• What you will do
Leave the pictures aside and copy all the data exactly.

== Material provided ==

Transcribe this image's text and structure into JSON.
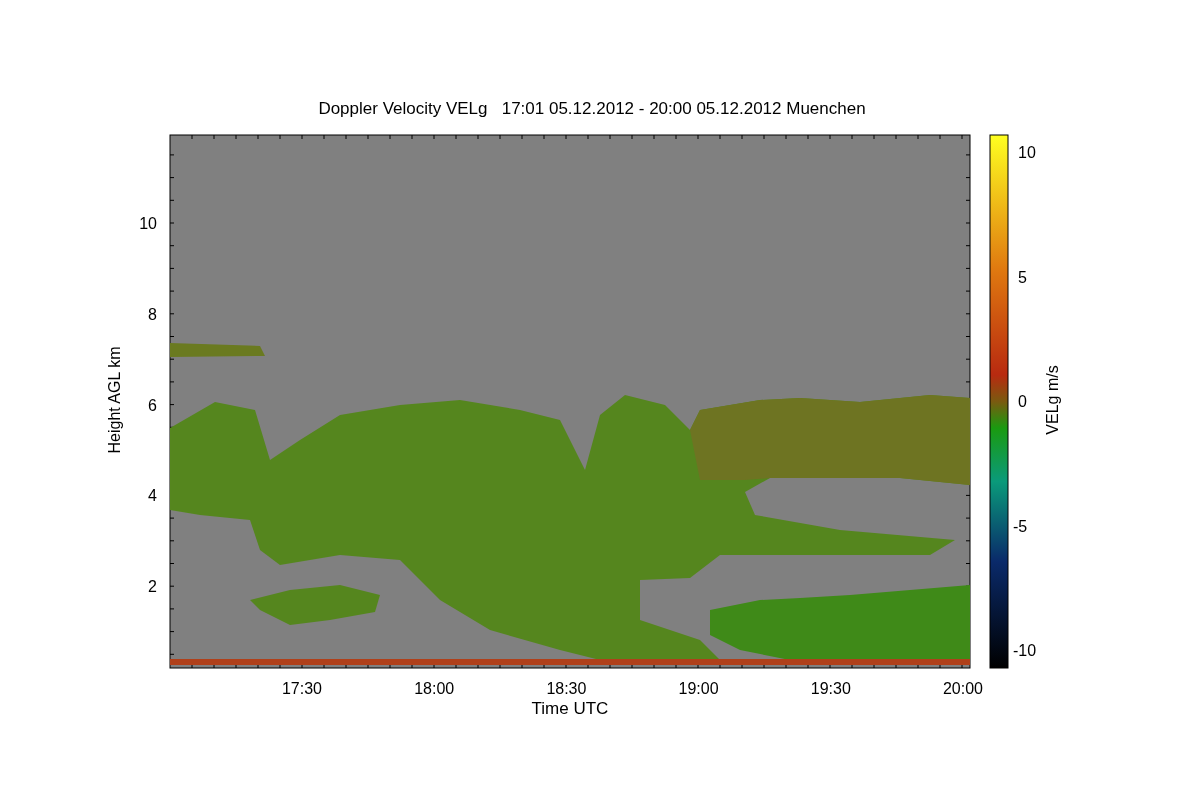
{
  "title": "Doppler Velocity VELg   17:01 05.12.2012 - 20:00 05.12.2012 Muenchen",
  "y_axis": {
    "label": "Height AGL km",
    "ticks": [
      "10",
      "8",
      "6",
      "4",
      "2"
    ]
  },
  "x_axis": {
    "label": "Time UTC",
    "ticks": [
      "17:30",
      "18:00",
      "18:30",
      "19:00",
      "19:30",
      "20:00"
    ]
  },
  "colorbar": {
    "label": "VELg m/s",
    "ticks": [
      "10",
      "5",
      "0",
      "-5",
      "-10"
    ]
  }
}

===

• Result
Transcribe this image's text and structure into JSON.
{
  "title": "Doppler Velocity VELg   17:01 05.12.2012 - 20:00 05.12.2012 Muenchen",
  "y_axis": {
    "label": "Height AGL km",
    "ticks": [
      "10",
      "8",
      "6",
      "4",
      "2"
    ]
  },
  "x_axis": {
    "label": "Time UTC",
    "ticks": [
      "17:30",
      "18:00",
      "18:30",
      "19:00",
      "19:30",
      "20:00"
    ]
  },
  "colorbar": {
    "label": "VELg m/s",
    "ticks": [
      "10",
      "5",
      "0",
      "-5",
      "-10"
    ]
  }
}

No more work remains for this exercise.